Producing gourd art has become my undying passion. I began this long creation journey 30+ years ago...
first loom weaving, then weaving baskets and teaching basket weaving. I have always loved to “create” with my hands.
I was exposed to gourds in the basket world and began to build an interest in their creative potential. I have been
producing gourd art for about 12 years and full-time for the last 6 years after retirement from the state of Texas.
These days, I am most always lost inside of my imagination thinking about my next gourd art creation.
I produce gourd art because I can’t not do it (I realize that was a double negative, but the emphasis is important).
To me, that is the definition of passion—gourd art owns me in the best possible way.

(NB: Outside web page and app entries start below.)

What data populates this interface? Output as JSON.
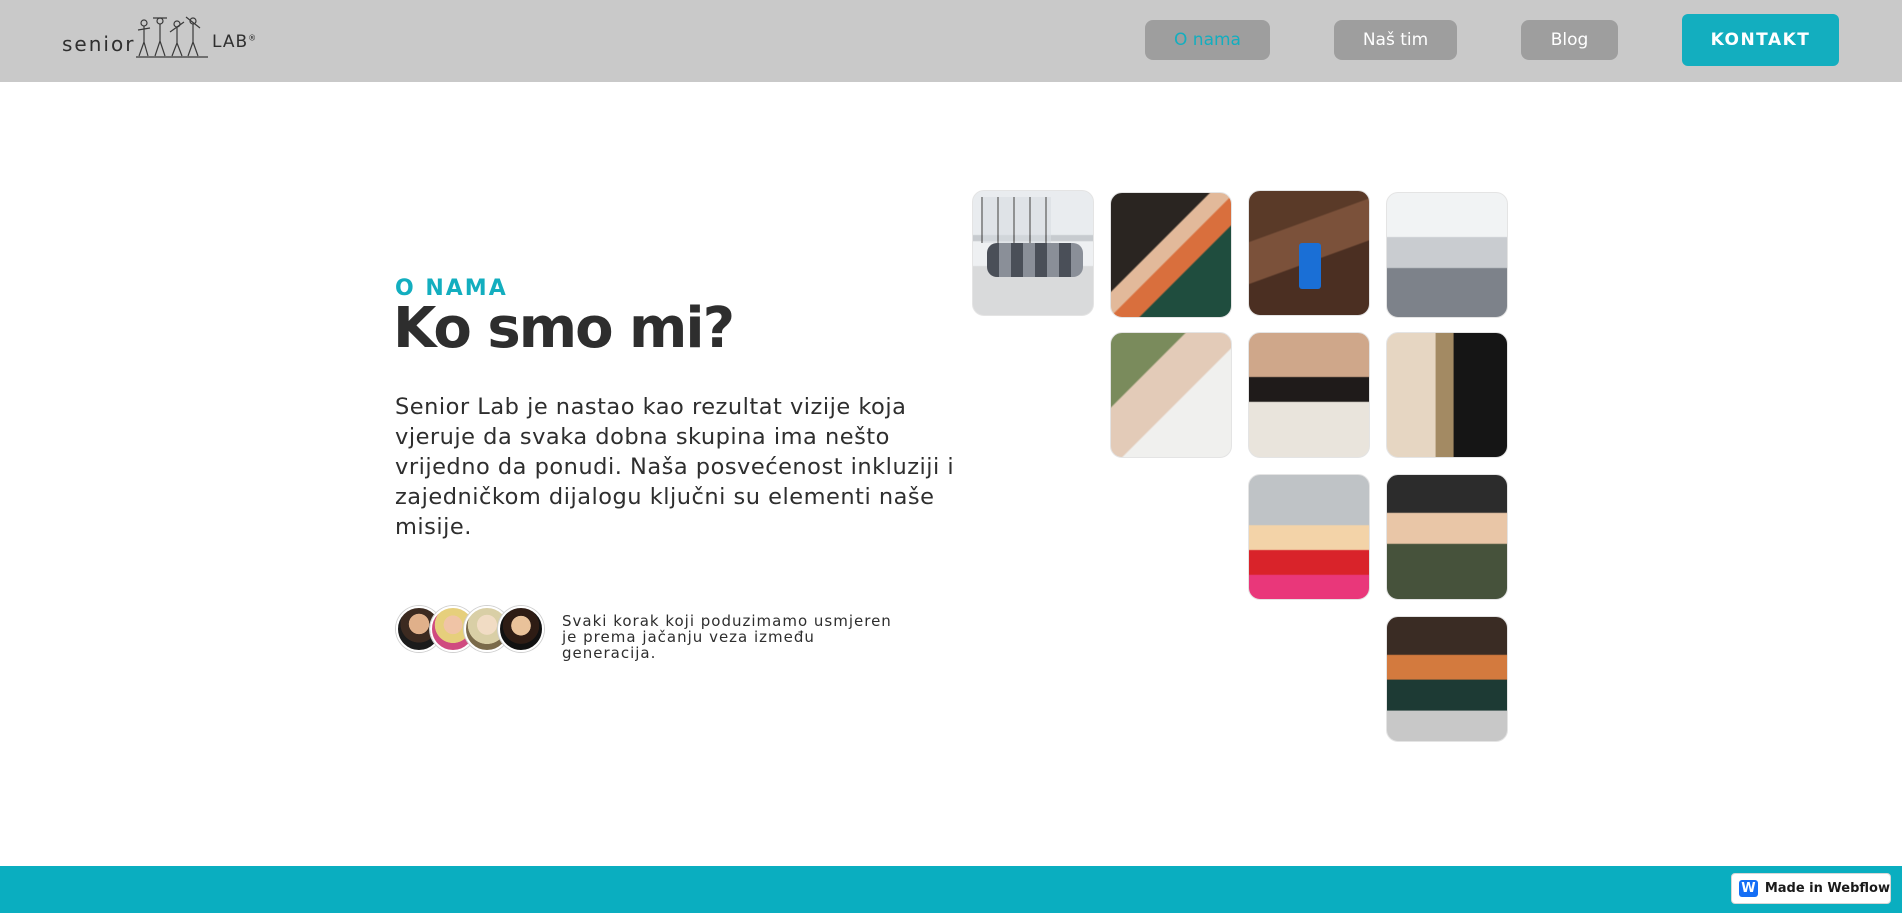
{
  "header": {
    "logo": {
      "word_1": "senior",
      "word_2": "LAB",
      "mark": "®"
    },
    "nav": [
      {
        "label": "O nama",
        "active": true
      },
      {
        "label": "Naš tim",
        "active": false
      },
      {
        "label": "Blog",
        "active": false
      }
    ],
    "cta_label": "KONTAKT"
  },
  "hero": {
    "eyebrow": "O NAMA",
    "title": "Ko smo mi?",
    "description": "Senior Lab je nastao kao rezultat vizije koja vjeruje da svaka dobna skupina ima nešto vrijedno da ponudi. Naša posvećenost inkluziji i zajedničkom dijalogu ključni su elementi naše misije.",
    "tagline": "Svaki korak koji poduzimamo usmjeren je prema jačanju veza između generacija."
  },
  "footer": {
    "badge_label": "Made in Webflow",
    "badge_icon": "W"
  },
  "colors": {
    "accent": "#13aebf",
    "header_bg": "#c9c9c9",
    "nav_bg": "#9e9e9e",
    "text": "#2e2e2e",
    "footer_bar": "#0aaec0",
    "webflow_blue": "#146ef5"
  }
}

Educating myself and continually adding one more technique to my arsenal is vital to me. I have learned a lot
about technique and attention to detail from a few experts (special thanks to Judy Richie and Bonnie Gibson!) and
appreciate their willingness to share their expertise. I continue to take classes at gourd events because I feel there is
always something to learn…sometimes it is from the person beside me! It is also important to me to stimulate my
artistic nerves—I take a trip without my husband every year (we take vacations together, too, don’t worry!) and I focus
on drinking in every bit of art I possibly can. For me, it is really valuable to see and experience a wide variety of
art for inspiration.

Although not a competitor at heart, I do enter competitions. Mainly, I want to push myself to create high-quality
work—what better way to push yourself than through competition. It is also important to me to stay current and
relevant to those interested in my art.The tactile qualities and visual beauty of the materials inspire me every
 day (i.e. shapley gourds, lusciously-long pine needles, cactus fiber, gem stones, walnuts, seagrass, and on and on).
As much as possible, I try to enhance the inherent shape of the natural gourd rather than cutting them all to create
some version of a bowl (and yes, I do create many bowls, but usually from an already bowl-shaped gourd.) Many
shows or galleries ask for an artist’s statement, this is mine: “Texture, shape, color and design, whether contemporary
or traditional, inspire my creativity. Gourds with their vast variety of shapes, large and small, have become the canvas
for my impassioned mixed-media expression of natural beauty working harmoniously with contemporary elements.”

Jill Robinson